Items from an interface collection:

######

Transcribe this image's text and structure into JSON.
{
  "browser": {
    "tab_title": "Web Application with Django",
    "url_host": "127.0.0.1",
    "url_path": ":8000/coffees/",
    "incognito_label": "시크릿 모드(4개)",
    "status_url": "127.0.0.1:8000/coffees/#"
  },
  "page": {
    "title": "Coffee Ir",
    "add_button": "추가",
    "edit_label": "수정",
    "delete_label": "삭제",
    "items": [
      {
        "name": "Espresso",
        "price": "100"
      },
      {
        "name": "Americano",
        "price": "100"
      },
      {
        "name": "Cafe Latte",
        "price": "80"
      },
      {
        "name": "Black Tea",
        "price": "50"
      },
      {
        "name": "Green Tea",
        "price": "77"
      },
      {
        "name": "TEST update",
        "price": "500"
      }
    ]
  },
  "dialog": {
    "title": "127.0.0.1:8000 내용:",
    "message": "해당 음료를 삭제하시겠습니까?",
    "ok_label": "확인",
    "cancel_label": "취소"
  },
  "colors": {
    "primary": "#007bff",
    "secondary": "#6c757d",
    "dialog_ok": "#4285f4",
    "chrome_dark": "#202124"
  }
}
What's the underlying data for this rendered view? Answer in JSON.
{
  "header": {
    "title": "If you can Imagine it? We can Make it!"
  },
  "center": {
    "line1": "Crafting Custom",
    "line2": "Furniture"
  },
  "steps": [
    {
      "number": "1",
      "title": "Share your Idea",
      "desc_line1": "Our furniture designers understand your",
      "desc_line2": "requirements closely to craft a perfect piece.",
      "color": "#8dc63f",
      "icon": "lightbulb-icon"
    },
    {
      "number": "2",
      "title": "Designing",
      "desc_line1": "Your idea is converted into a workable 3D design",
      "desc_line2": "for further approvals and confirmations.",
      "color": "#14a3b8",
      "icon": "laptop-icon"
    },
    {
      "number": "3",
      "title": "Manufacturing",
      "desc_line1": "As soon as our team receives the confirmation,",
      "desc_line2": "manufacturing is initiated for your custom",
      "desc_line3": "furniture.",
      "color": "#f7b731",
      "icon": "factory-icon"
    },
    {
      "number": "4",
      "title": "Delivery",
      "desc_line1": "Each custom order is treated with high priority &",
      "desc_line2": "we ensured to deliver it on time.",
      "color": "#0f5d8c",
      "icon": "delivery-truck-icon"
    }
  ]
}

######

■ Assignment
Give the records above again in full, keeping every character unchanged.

■ Written solution
Transcribe this image's text and structure into JSON.
{
  "browser": {
    "tab_title": "Web Application with Django",
    "url_host": "127.0.0.1",
    "url_path": ":8000/coffees/",
    "incognito_label": "시크릿 모드(4개)",
    "status_url": "127.0.0.1:8000/coffees/#"
  },
  "page": {
    "title": "Coffee Ir",
    "add_button": "추가",
    "edit_label": "수정",
    "delete_label": "삭제",
    "items": [
      {
        "name": "Espresso",
        "price": "100"
      },
      {
        "name": "Americano",
        "price": "100"
      },
      {
        "name": "Cafe Latte",
        "price": "80"
      },
      {
        "name": "Black Tea",
        "price": "50"
      },
      {
        "name": "Green Tea",
        "price": "77"
      },
      {
        "name": "TEST update",
        "price": "500"
      }
    ]
  },
  "dialog": {
    "title": "127.0.0.1:8000 내용:",
    "message": "해당 음료를 삭제하시겠습니까?",
    "ok_label": "확인",
    "cancel_label": "취소"
  },
  "colors": {
    "primary": "#007bff",
    "secondary": "#6c757d",
    "dialog_ok": "#4285f4",
    "chrome_dark": "#202124"
  }
}
What's the underlying data for this rendered view? Answer in JSON.
{
  "header": {
    "title": "If you can Imagine it? We can Make it!"
  },
  "center": {
    "line1": "Crafting Custom",
    "line2": "Furniture"
  },
  "steps": [
    {
      "number": "1",
      "title": "Share your Idea",
      "desc_line1": "Our furniture designers understand your",
      "desc_line2": "requirements closely to craft a perfect piece.",
      "color": "#8dc63f",
      "icon": "lightbulb-icon"
    },
    {
      "number": "2",
      "title": "Designing",
      "desc_line1": "Your idea is converted into a workable 3D design",
      "desc_line2": "for further approvals and confirmations.",
      "color": "#14a3b8",
      "icon": "laptop-icon"
    },
    {
      "number": "3",
      "title": "Manufacturing",
      "desc_line1": "As soon as our team receives the confirmation,",
      "desc_line2": "manufacturing is initiated for your custom",
      "desc_line3": "furniture.",
      "color": "#f7b731",
      "icon": "factory-icon"
    },
    {
      "number": "4",
      "title": "Delivery",
      "desc_line1": "Each custom order is treated with high priority &",
      "desc_line2": "we ensured to deliver it on time.",
      "color": "#0f5d8c",
      "icon": "delivery-truck-icon"
    }
  ]
}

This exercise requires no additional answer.